> [What you need to do]:
For each line of the data below that contains "icon", return that line.

-- Extracted data follows --

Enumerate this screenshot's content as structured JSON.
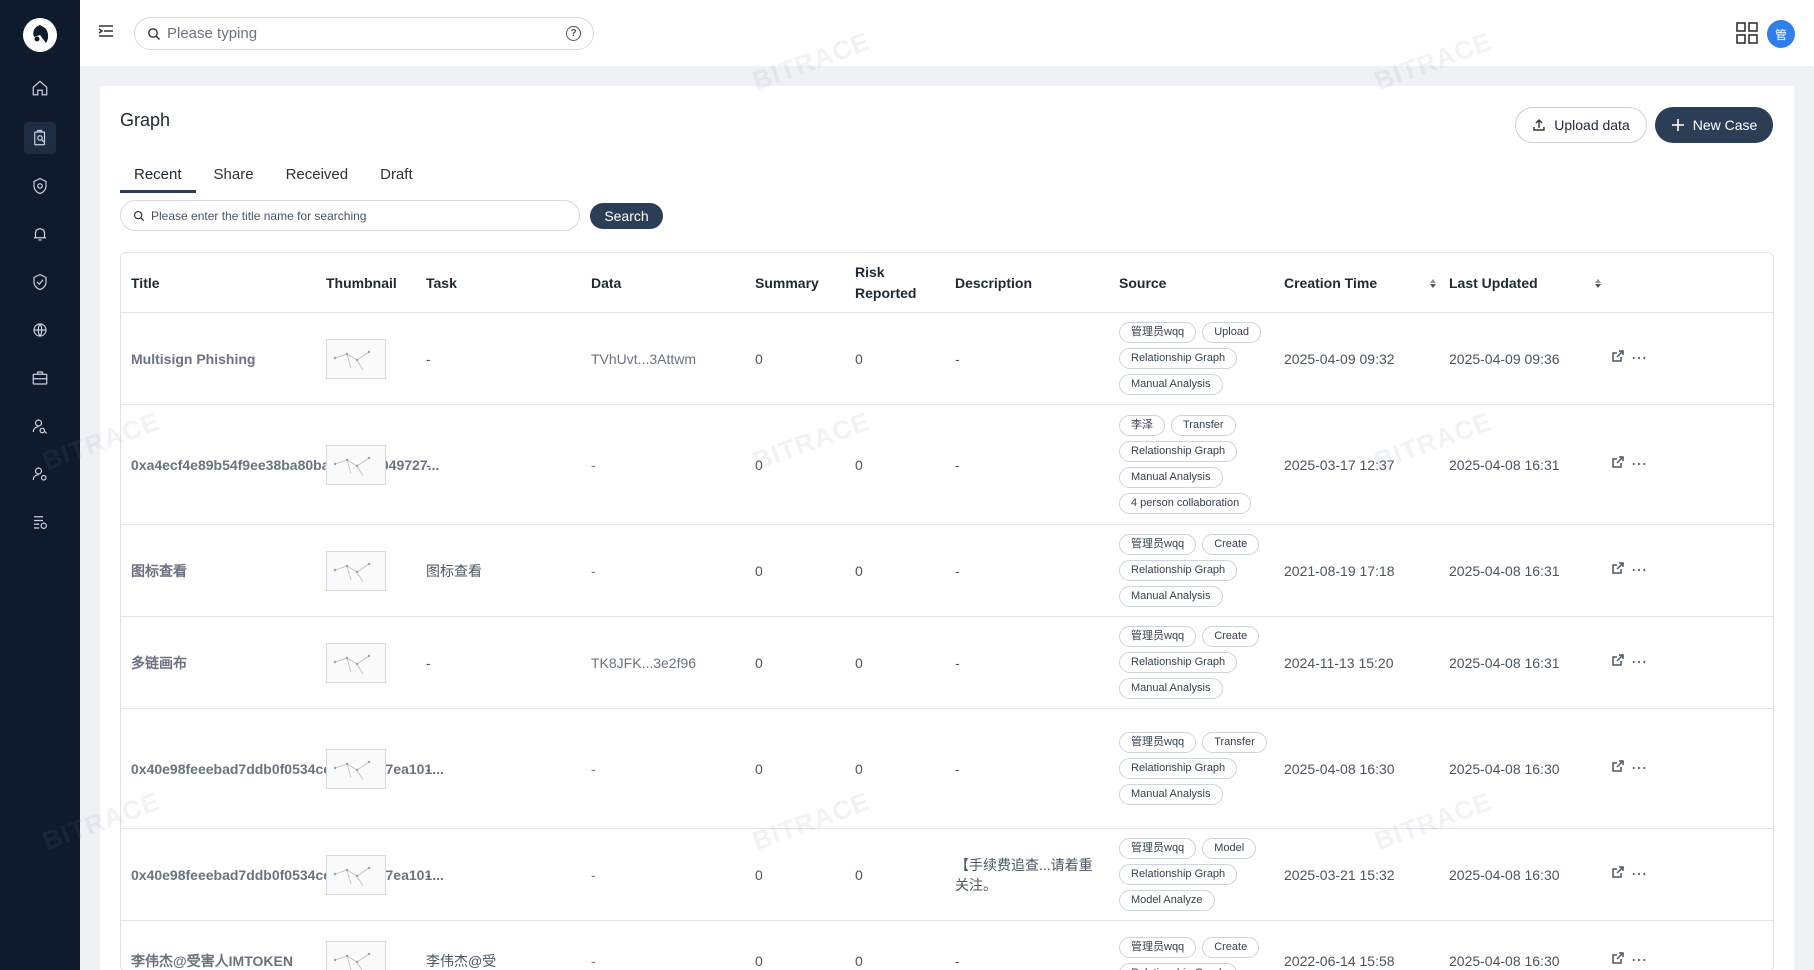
{
  "sidebar": {
    "logo_icon": "logo-icon",
    "items": [
      {
        "name": "home",
        "icon": "home-icon"
      },
      {
        "name": "case",
        "icon": "clipboard-search-icon"
      },
      {
        "name": "monitor",
        "icon": "shield-gear-icon"
      },
      {
        "name": "alerts",
        "icon": "bell-icon"
      },
      {
        "name": "security",
        "icon": "shield-check-icon"
      },
      {
        "name": "network",
        "icon": "globe-icon"
      },
      {
        "name": "toolbox",
        "icon": "briefcase-icon"
      },
      {
        "name": "user-search",
        "icon": "user-search-icon"
      },
      {
        "name": "user-settings",
        "icon": "user-settings-icon"
      },
      {
        "name": "data",
        "icon": "database-list-icon"
      }
    ]
  },
  "topbar": {
    "search_placeholder": "Please typing",
    "avatar_text": "管"
  },
  "page": {
    "title": "Graph",
    "upload_label": "Upload data",
    "new_case_label": "New Case",
    "tabs": [
      "Recent",
      "Share",
      "Received",
      "Draft"
    ],
    "active_tab": "Recent",
    "title_search_placeholder": "Please enter the title name for searching",
    "search_button": "Search"
  },
  "table": {
    "columns": [
      "Title",
      "Thumbnail",
      "Task",
      "Data",
      "Summary",
      "Risk Reported",
      "Description",
      "Source",
      "Creation Time",
      "Last Updated"
    ],
    "rows": [
      {
        "title": "Multisign Phishing",
        "task": "-",
        "data": "TVhUvt...3Attwm",
        "summary": "0",
        "risk": "0",
        "description": "-",
        "tags": [
          "管理员wqq",
          "Upload",
          "Relationship Graph",
          "Manual Analysis"
        ],
        "created": "2025-04-09 09:32",
        "updated": "2025-04-09 09:36"
      },
      {
        "title": "0xa4ecf4e89b54f9ee38ba80baf5c1c41049727...",
        "task": "-",
        "data": "-",
        "summary": "0",
        "risk": "0",
        "description": "-",
        "tags": [
          "李泽",
          "Transfer",
          "Relationship Graph",
          "Manual Analysis",
          "4 person collaboration"
        ],
        "created": "2025-03-17 12:37",
        "updated": "2025-04-08 16:31"
      },
      {
        "title": "图标查看",
        "task": "图标查看",
        "data": "-",
        "summary": "0",
        "risk": "0",
        "description": "-",
        "tags": [
          "管理员wqq",
          "Create",
          "Relationship Graph",
          "Manual Analysis"
        ],
        "created": "2021-08-19 17:18",
        "updated": "2025-04-08 16:31"
      },
      {
        "title": "多链画布",
        "task": "-",
        "data": "TK8JFK...3e2f96",
        "summary": "0",
        "risk": "0",
        "description": "-",
        "tags": [
          "管理员wqq",
          "Create",
          "Relationship Graph",
          "Manual Analysis"
        ],
        "created": "2024-11-13 15:20",
        "updated": "2025-04-08 16:31"
      },
      {
        "title": "0x40e98feeebad7ddb0f0534ccaa617427ea101...",
        "task": "-",
        "data": "-",
        "summary": "0",
        "risk": "0",
        "description": "-",
        "tags": [
          "管理员wqq",
          "Transfer",
          "Relationship Graph",
          "Manual Analysis"
        ],
        "created": "2025-04-08 16:30",
        "updated": "2025-04-08 16:30"
      },
      {
        "title": "0x40e98feeebad7ddb0f0534ccaa617427ea101...",
        "task": "-",
        "data": "-",
        "summary": "0",
        "risk": "0",
        "description": "【手续费追查...请着重关注。",
        "tags": [
          "管理员wqq",
          "Model",
          "Relationship Graph",
          "Model Analyze"
        ],
        "created": "2025-03-21 15:32",
        "updated": "2025-04-08 16:30"
      },
      {
        "title": "李伟杰@受害人IMTOKEN",
        "task": "李伟杰@受",
        "data": "-",
        "summary": "0",
        "risk": "0",
        "description": "-",
        "tags": [
          "管理员wqq",
          "Create",
          "Relationship Graph"
        ],
        "created": "2022-06-14 15:58",
        "updated": "2025-04-08 16:30"
      }
    ]
  },
  "watermark": "BITRACE"
}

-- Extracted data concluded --

> [Response below]:
    "logo_icon": "logo-icon",
        "icon": "home-icon"
        "icon": "clipboard-search-icon"
        "icon": "shield-gear-icon"
        "icon": "bell-icon"
        "icon": "shield-check-icon"
        "icon": "globe-icon"
        "icon": "briefcase-icon"
        "icon": "user-search-icon"
        "icon": "user-settings-icon"
        "icon": "database-list-icon"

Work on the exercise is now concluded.